9. Boost Energy and Balance Blood Sugar
Sometimes, all it takes to invigorate and motivate is a few deep breaths, which is why this type of breathing exercise can be so useful for those suffering from fatigue and exhaustion.
Controlled breathing improves the oxygen flow in the blood, giving you more energy and keeping you alert.
It may also help stabilize energy levels by controlling blood sugar. In a recent study, those who practiced diaphragmatic breathing for 40 minutes after eating a high-calorie meal prevented the feeling of fatigue that usually follows such eating behavior.
Researchers discovered that deep breathing stimulates the production of insulin, which regulates blood sugar levels.
Discover more natural energy boosting tips here.
10. Better Digestion
When stressed and in ‘fight or flight mode’, the body focuses its energy on what it considers vital actions, while shutting down all other ‘unnecessary’ systems – including the digestive system. This is why stress can trigger symptoms of indigestion, bloating, constipation, and other signs of gastrointestinal distress.
By breathing deeply before eating, those who are stressed or who experience any signs of digestive discomfort can activate the parasympathetic system, putting the body into a relaxed state where it can digest food efficiently.
11. A Healthier Heart & Circulatory System
Taking in more oxygen means the heart and other vital organs can function more efficiently. In fact, deep breathing can bring many of the same benefits of aerobic exercise because they both work to deliver an increased oxygen supply.
With an increase in oxygen comes improved circulation and the benefits that can bring.
12. Weight Loss
According to an Australian study published in the BMJ in 2014, when weight is lost, the majority of it is breathed out as carbon dioxide! This may explain why exercise is so efficient at aiding weight loss, although deep breathing may have a similar effect.
Dr. Robert Girandola, professor of Exercise Science at the University of Southern California, also believes that deep breathing can help people lose excess weight. In a recent study, Girandola found women burned 140% more calories with this technique than if they were on an exercise bike!
Although we still require regular workouts for a healthy body, deep breathing may be a useful adjunct to exercise and a healthy diet for weight loss.
Of course, stress, poor digestion, sluggish detoxification systems, and fluctuating blood sugar levels are all known to hinder weight loss, so deep breathing may work on several levels to help shed those extra pounds.
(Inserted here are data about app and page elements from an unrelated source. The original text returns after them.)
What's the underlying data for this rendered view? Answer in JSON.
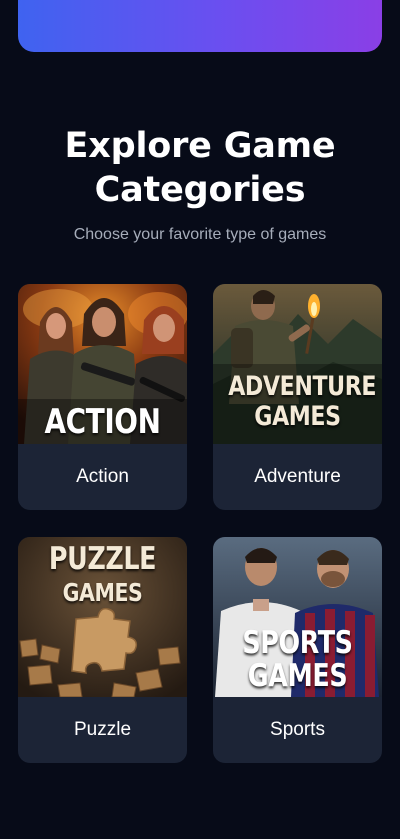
{
  "page": {
    "title": "Explore Game Categories",
    "subtitle": "Choose your favorite type of games"
  },
  "categories": [
    {
      "label": "Action",
      "art_title": "ACTION",
      "art_subtitle": "",
      "icon": "action-art-icon"
    },
    {
      "label": "Adventure",
      "art_title": "ADVENTURE",
      "art_subtitle": "GAMES",
      "icon": "adventure-art-icon"
    },
    {
      "label": "Puzzle",
      "art_title": "PUZZLE",
      "art_subtitle": "GAMES",
      "icon": "puzzle-art-icon"
    },
    {
      "label": "Sports",
      "art_title": "SPORTS",
      "art_subtitle": "GAMES",
      "icon": "sports-art-icon"
    }
  ],
  "colors": {
    "background": "#070b18",
    "card": "#1c2436",
    "gradient_start": "#3f63f0",
    "gradient_end": "#8a3fe6",
    "subtitle": "#a6adba"
  }
}
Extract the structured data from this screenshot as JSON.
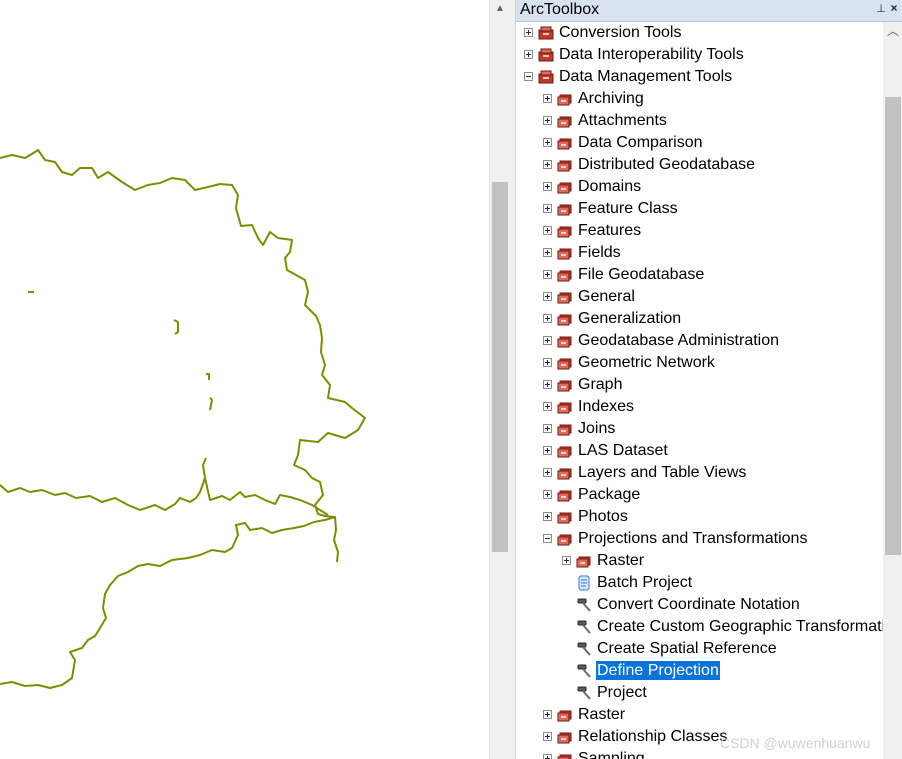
{
  "panel": {
    "title": "ArcToolbox",
    "pin_glyph": "⊥",
    "close_glyph": "×",
    "scroll_up_glyph": "︿"
  },
  "tree": [
    {
      "label": "Conversion Tools",
      "level": 0,
      "icon": "toolbox-icon",
      "expander": "plus"
    },
    {
      "label": "Data Interoperability Tools",
      "level": 0,
      "icon": "toolbox-icon",
      "expander": "plus"
    },
    {
      "label": "Data Management Tools",
      "level": 0,
      "icon": "toolbox-icon",
      "expander": "minus"
    },
    {
      "label": "Archiving",
      "level": 1,
      "icon": "toolset-icon",
      "expander": "plus"
    },
    {
      "label": "Attachments",
      "level": 1,
      "icon": "toolset-icon",
      "expander": "plus"
    },
    {
      "label": "Data Comparison",
      "level": 1,
      "icon": "toolset-icon",
      "expander": "plus"
    },
    {
      "label": "Distributed Geodatabase",
      "level": 1,
      "icon": "toolset-icon",
      "expander": "plus"
    },
    {
      "label": "Domains",
      "level": 1,
      "icon": "toolset-icon",
      "expander": "plus"
    },
    {
      "label": "Feature Class",
      "level": 1,
      "icon": "toolset-icon",
      "expander": "plus"
    },
    {
      "label": "Features",
      "level": 1,
      "icon": "toolset-icon",
      "expander": "plus"
    },
    {
      "label": "Fields",
      "level": 1,
      "icon": "toolset-icon",
      "expander": "plus"
    },
    {
      "label": "File Geodatabase",
      "level": 1,
      "icon": "toolset-icon",
      "expander": "plus"
    },
    {
      "label": "General",
      "level": 1,
      "icon": "toolset-icon",
      "expander": "plus"
    },
    {
      "label": "Generalization",
      "level": 1,
      "icon": "toolset-icon",
      "expander": "plus"
    },
    {
      "label": "Geodatabase Administration",
      "level": 1,
      "icon": "toolset-icon",
      "expander": "plus"
    },
    {
      "label": "Geometric Network",
      "level": 1,
      "icon": "toolset-icon",
      "expander": "plus"
    },
    {
      "label": "Graph",
      "level": 1,
      "icon": "toolset-icon",
      "expander": "plus"
    },
    {
      "label": "Indexes",
      "level": 1,
      "icon": "toolset-icon",
      "expander": "plus"
    },
    {
      "label": "Joins",
      "level": 1,
      "icon": "toolset-icon",
      "expander": "plus"
    },
    {
      "label": "LAS Dataset",
      "level": 1,
      "icon": "toolset-icon",
      "expander": "plus"
    },
    {
      "label": "Layers and Table Views",
      "level": 1,
      "icon": "toolset-icon",
      "expander": "plus"
    },
    {
      "label": "Package",
      "level": 1,
      "icon": "toolset-icon",
      "expander": "plus"
    },
    {
      "label": "Photos",
      "level": 1,
      "icon": "toolset-icon",
      "expander": "plus"
    },
    {
      "label": "Projections and Transformations",
      "level": 1,
      "icon": "toolset-icon",
      "expander": "minus"
    },
    {
      "label": "Raster",
      "level": 2,
      "icon": "toolset-icon",
      "expander": "plus"
    },
    {
      "label": "Batch Project",
      "level": 2,
      "icon": "script-icon",
      "expander": "none"
    },
    {
      "label": "Convert Coordinate Notation",
      "level": 2,
      "icon": "hammer-icon",
      "expander": "none"
    },
    {
      "label": "Create Custom Geographic Transformation",
      "level": 2,
      "icon": "hammer-icon",
      "expander": "none"
    },
    {
      "label": "Create Spatial Reference",
      "level": 2,
      "icon": "hammer-icon",
      "expander": "none"
    },
    {
      "label": "Define Projection",
      "level": 2,
      "icon": "hammer-icon",
      "expander": "none",
      "selected": true
    },
    {
      "label": "Project",
      "level": 2,
      "icon": "hammer-icon",
      "expander": "none"
    },
    {
      "label": "Raster",
      "level": 1,
      "icon": "toolset-icon",
      "expander": "plus"
    },
    {
      "label": "Relationship Classes",
      "level": 1,
      "icon": "toolset-icon",
      "expander": "plus"
    },
    {
      "label": "Sampling",
      "level": 1,
      "icon": "toolset-icon",
      "expander": "plus"
    }
  ],
  "map": {
    "line_color": "#7f8c00",
    "scroll_up_glyph": "▲"
  },
  "watermark": "CSDN @wuwenhuanwu",
  "colors": {
    "selection": "#0a74da",
    "title_bar": "#d8e3f1",
    "toolbox_red": "#c0392b"
  }
}
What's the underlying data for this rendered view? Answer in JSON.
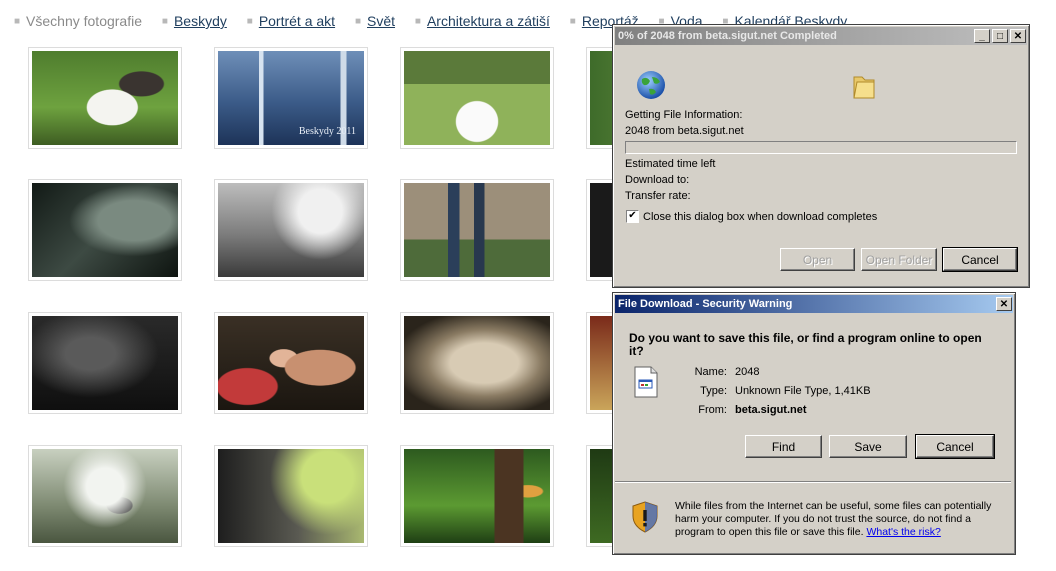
{
  "nav": {
    "items": [
      {
        "label": "Všechny fotografie",
        "current": true
      },
      {
        "label": "Beskydy",
        "current": false
      },
      {
        "label": "Portrét a akt",
        "current": false
      },
      {
        "label": "Svět",
        "current": false
      },
      {
        "label": "Architektura a zátiší",
        "current": false
      },
      {
        "label": "Reportáž",
        "current": false
      },
      {
        "label": "Voda",
        "current": false
      },
      {
        "label": "Kalendář Beskydy",
        "current": false
      }
    ]
  },
  "thumbnails": {
    "beskydy_caption": "Beskydy 2011"
  },
  "colors": {
    "link": "#1f3e5e",
    "active_title": "#0a246a",
    "dialog_face": "#d4d0c8"
  },
  "progress_dialog": {
    "title": "0% of 2048 from beta.sigut.net Completed",
    "status_label": "Getting File Information:",
    "status_detail": "2048 from beta.sigut.net",
    "progress_percent": 0,
    "estimated_label": "Estimated time left",
    "download_to_label": "Download to:",
    "transfer_rate_label": "Transfer rate:",
    "close_checkbox_label": "Close this dialog box when download completes",
    "close_checkbox_checked": true,
    "open_button": "Open",
    "open_folder_button": "Open Folder",
    "cancel_button": "Cancel",
    "icons": [
      "globe-icon",
      "folder-icon"
    ]
  },
  "security_dialog": {
    "title": "File Download - Security Warning",
    "question": "Do you want to save this file, or find a program online to open it?",
    "name_label": "Name:",
    "name_value": "2048",
    "type_label": "Type:",
    "type_value": "Unknown File Type, 1,41KB",
    "from_label": "From:",
    "from_value": "beta.sigut.net",
    "find_button": "Find",
    "save_button": "Save",
    "cancel_button": "Cancel",
    "warning_text": "While files from the Internet can be useful, some files can potentially harm your computer. If you do not trust the source, do not find a program to open this file or save this file.",
    "risk_link": "What's the risk?",
    "icons": [
      "file-icon",
      "shield-warning-icon"
    ]
  }
}
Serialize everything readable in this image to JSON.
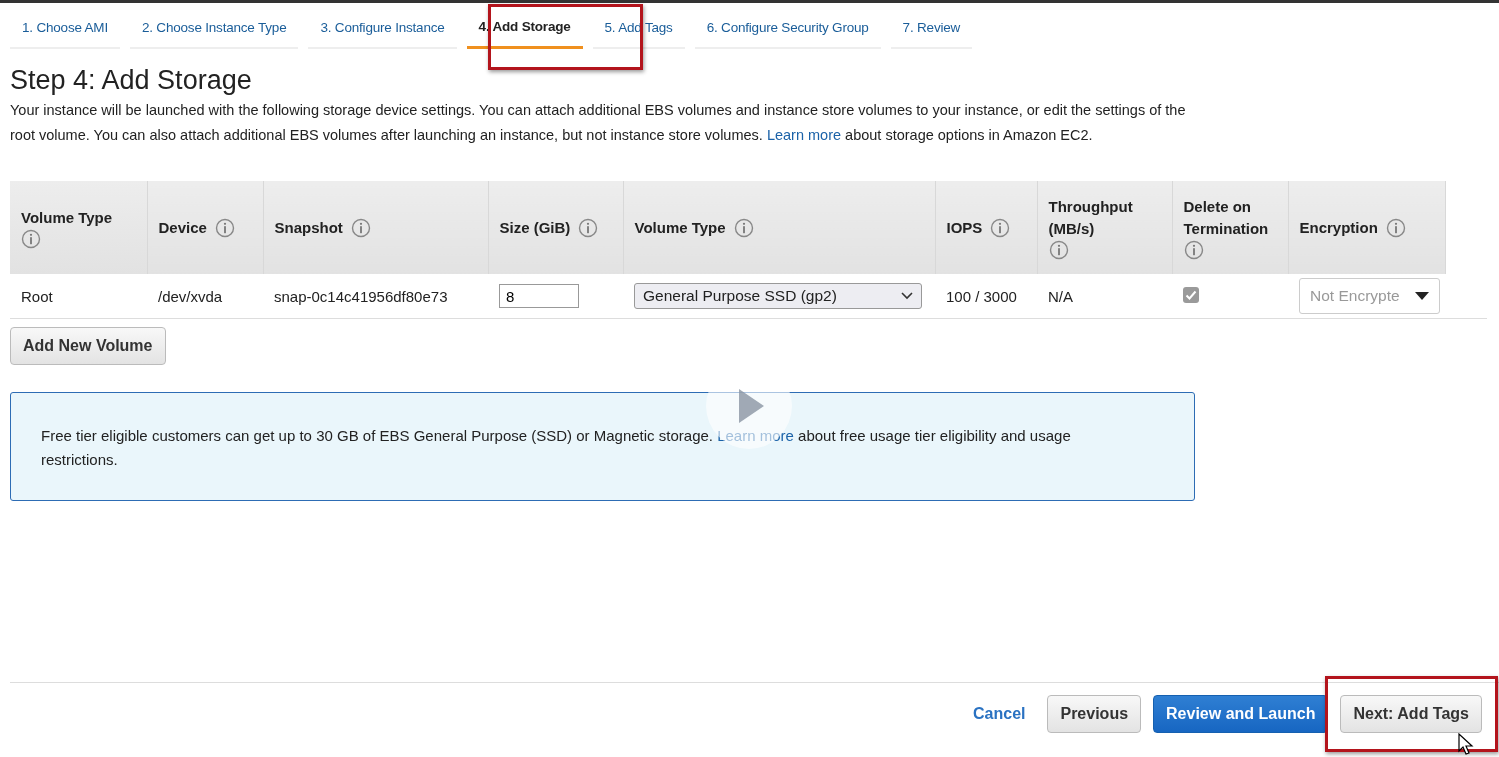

13. Better Sleep
Those who have trouble falling asleep may want to focus on their breathing at bedtime. By being in the here-and-now, letting go of the worries of yesterday or tomorrow, you can experience a sense of relaxation and calm which may help you drift off.
Some experts even believe that breathing techniques can help you fall asleep in just 60 seconds!
How to Practice Deep Breathing
While the thought of practicing breathing – something we do every minute – may seem ridiculous, truly restorative and controlled breathing is a learned habit. Here’s how you can get started:
- Find a quiet and comfortable place to sit. Become aware of your normal breathing pattern first, so you can use it to gauge what a deeper, more controlled breath might be like.
- To take a deep breath, place your hand on your abdomen and breathe in through the nose, allowing your chest and lower belly to rise as your lungs fill with fresh air. Hold this breath for three counts, and breath out slowly through your mouth. The exhalation should be longer and slower than the inhalation, as this releases more carbon dioxide and elicits a more relaxing effect.
- Practice this once or twice a day for 5 to 20 minutes, or as often as you need to, depending on the health conditions you want to focus on. For example, if you suffer digestive discomfort, try to breathe deeply for a few minutes before meals.